REQUIREMENT => Set down every line of the data exactly, skipping the pictures.

Data records for software interfaces:
:::
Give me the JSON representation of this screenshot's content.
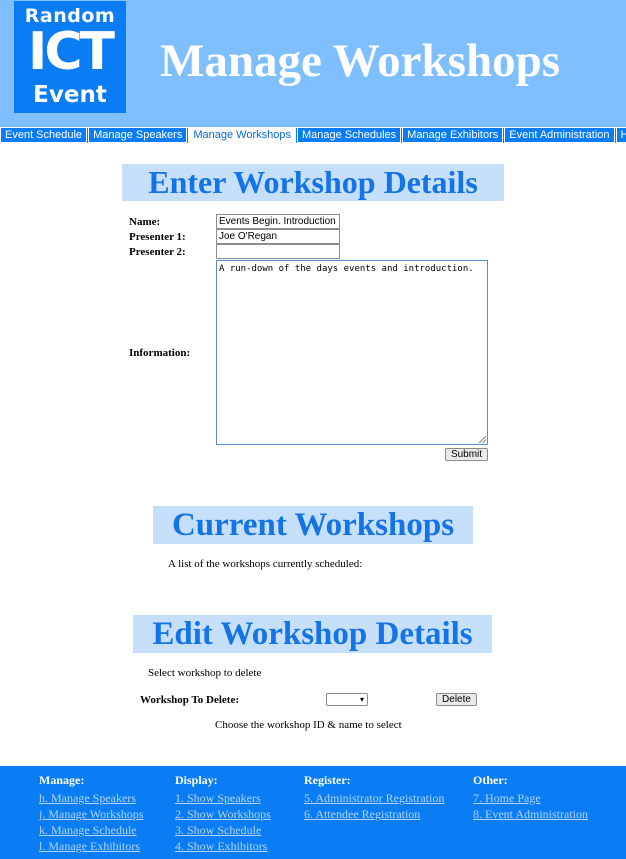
{
  "logo": {
    "line1": "Random",
    "line2": "ICT",
    "line3": "Event"
  },
  "header": {
    "title": "Manage Workshops"
  },
  "nav": [
    {
      "label": "Event Schedule",
      "active": false
    },
    {
      "label": "Manage Speakers",
      "active": false
    },
    {
      "label": "Manage Workshops",
      "active": true
    },
    {
      "label": "Manage Schedules",
      "active": false
    },
    {
      "label": "Manage Exhibitors",
      "active": false
    },
    {
      "label": "Event Administration",
      "active": false
    },
    {
      "label": "Home",
      "active": false
    }
  ],
  "enter": {
    "heading": "Enter Workshop Details",
    "name_label": "Name:",
    "name_value": "Events Begin. Introduction",
    "presenter1_label": "Presenter 1:",
    "presenter1_value": "Joe O'Regan",
    "presenter2_label": "Presenter 2:",
    "presenter2_value": "",
    "info_label": "Information:",
    "info_value": "A run-down of the days events and introduction.",
    "submit_label": "Submit"
  },
  "current": {
    "heading": "Current Workshops",
    "description": "A list of the workshops currently scheduled:"
  },
  "edit": {
    "heading": "Edit Workshop Details",
    "instruction": "Select workshop to delete",
    "delete_label": "Workshop To Delete:",
    "select_value": "",
    "delete_button": "Delete",
    "hint": "Choose the workshop ID & name to select"
  },
  "footer": {
    "manage": {
      "heading": "Manage:",
      "links": [
        "h. Manage Speakers",
        "j. Manage Workshops",
        "k. Manage Schedule",
        "l. Manage Exhibitors"
      ]
    },
    "display": {
      "heading": "Display:",
      "links": [
        "1. Show Speakers",
        "2. Show Workshops",
        "3. Show Schedule",
        "4. Show Exhibitors"
      ]
    },
    "register": {
      "heading": "Register:",
      "links": [
        "5. Administrator Registration",
        "6. Attendee Registration"
      ]
    },
    "other": {
      "heading": "Other:",
      "links": [
        "7. Home Page",
        "8. Event Administration"
      ]
    }
  },
  "colors": {
    "header_bg": "#7fbfff",
    "nav_bg": "#0a7df5",
    "heading_text": "#1473e6",
    "heading_bg": "#c6e0fb",
    "footer_bg": "#0a7df5",
    "footer_link": "#b2d3f7"
  }
}
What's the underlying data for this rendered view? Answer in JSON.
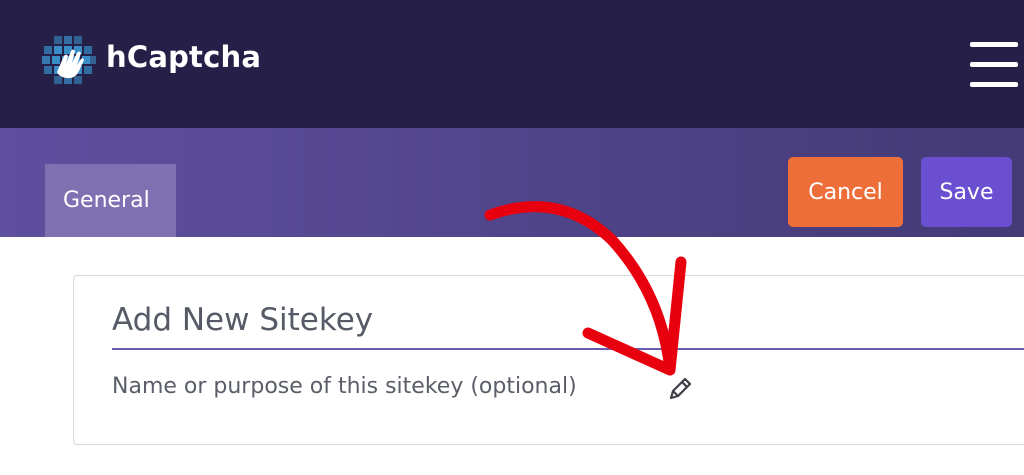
{
  "header": {
    "brand": "hCaptcha",
    "logo_icon": "hand-wave-logo-icon",
    "menu_icon": "hamburger-menu-icon"
  },
  "tabs": [
    {
      "label": "General",
      "active": true
    }
  ],
  "actions": {
    "cancel_label": "Cancel",
    "save_label": "Save"
  },
  "sitekey_form": {
    "title_placeholder": "Add New Sitekey",
    "description_text": "Name or purpose of this sitekey (optional)",
    "edit_icon": "pencil-icon"
  },
  "annotation": {
    "icon": "red-curved-arrow-icon"
  },
  "colors": {
    "header_bg": "#262048",
    "subheader_bg": "#54468e",
    "tab_active_bg": "#7f70b2",
    "cancel_bg": "#ee6e3a",
    "save_bg": "#6a4fd0",
    "input_underline": "#6a5bb0",
    "annotation_arrow": "#e8000e"
  }
}
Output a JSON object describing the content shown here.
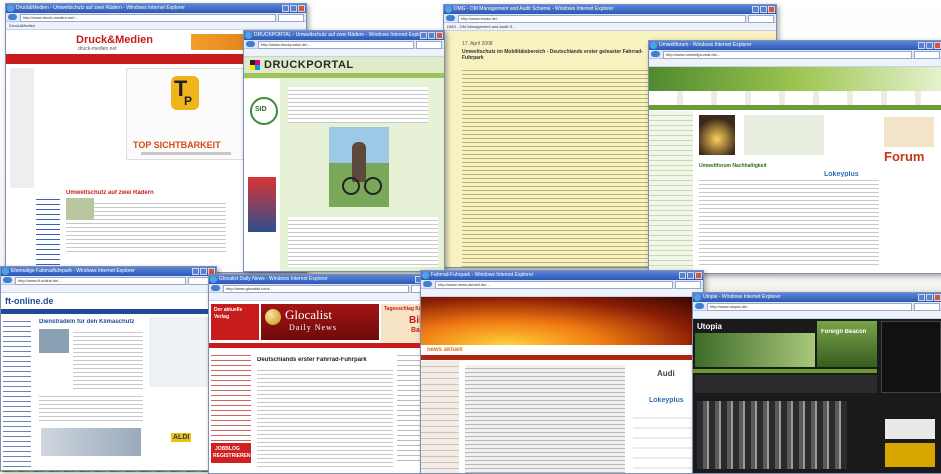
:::
WRITTEN SOLUTION =>
Give me the JSON representation of this screenshot's content.
{
  "logo": {
    "line1": "Random",
    "line2": "ICT",
    "line3": "Event"
  },
  "header": {
    "title": "Manage Workshops"
  },
  "nav": [
    {
      "label": "Event Schedule",
      "active": false
    },
    {
      "label": "Manage Speakers",
      "active": false
    },
    {
      "label": "Manage Workshops",
      "active": true
    },
    {
      "label": "Manage Schedules",
      "active": false
    },
    {
      "label": "Manage Exhibitors",
      "active": false
    },
    {
      "label": "Event Administration",
      "active": false
    },
    {
      "label": "Home",
      "active": false
    }
  ],
  "enter": {
    "heading": "Enter Workshop Details",
    "name_label": "Name:",
    "name_value": "Events Begin. Introduction",
    "presenter1_label": "Presenter 1:",
    "presenter1_value": "Joe O'Regan",
    "presenter2_label": "Presenter 2:",
    "presenter2_value": "",
    "info_label": "Information:",
    "info_value": "A run-down of the days events and introduction.",
    "submit_label": "Submit"
  },
  "current": {
    "heading": "Current Workshops",
    "description": "A list of the workshops currently scheduled:"
  },
  "edit": {
    "heading": "Edit Workshop Details",
    "instruction": "Select workshop to delete",
    "delete_label": "Workshop To Delete:",
    "select_value": "",
    "delete_button": "Delete",
    "hint": "Choose the workshop ID & name to select"
  },
  "footer": {
    "manage": {
      "heading": "Manage:",
      "links": [
        "h. Manage Speakers",
        "j. Manage Workshops",
        "k. Manage Schedule",
        "l. Manage Exhibitors"
      ]
    },
    "display": {
      "heading": "Display:",
      "links": [
        "1. Show Speakers",
        "2. Show Workshops",
        "3. Show Schedule",
        "4. Show Exhibitors"
      ]
    },
    "register": {
      "heading": "Register:",
      "links": [
        "5. Administrator Registration",
        "6. Attendee Registration"
      ]
    },
    "other": {
      "heading": "Other:",
      "links": [
        "7. Home Page",
        "8. Event Administration"
      ]
    }
  },
  "colors": {
    "header_bg": "#7fbfff",
    "nav_bg": "#0a7df5",
    "heading_text": "#1473e6",
    "heading_bg": "#c6e0fb",
    "footer_bg": "#0a7df5",
    "footer_link": "#b2d3f7"
  }
}
What's the underlying data for this rendered view? Answer in JSON.
{
  "header": {
    "brand": "hCaptcha",
    "logo_icon": "hand-wave-logo-icon",
    "menu_icon": "hamburger-menu-icon"
  },
  "tabs": [
    {
      "label": "General",
      "active": true
    }
  ],
  "actions": {
    "cancel_label": "Cancel",
    "save_label": "Save"
  },
  "sitekey_form": {
    "title_placeholder": "Add New Sitekey",
    "description_text": "Name or purpose of this sitekey (optional)",
    "edit_icon": "pencil-icon"
  },
  "annotation": {
    "icon": "red-curved-arrow-icon"
  },
  "colors": {
    "header_bg": "#262048",
    "subheader_bg": "#54468e",
    "tab_active_bg": "#7f70b2",
    "cancel_bg": "#ee6e3a",
    "save_bg": "#6a4fd0",
    "input_underline": "#6a5bb0",
    "annotation_arrow": "#e8000e"
  }
}
Output a JSON object describing the content shown here.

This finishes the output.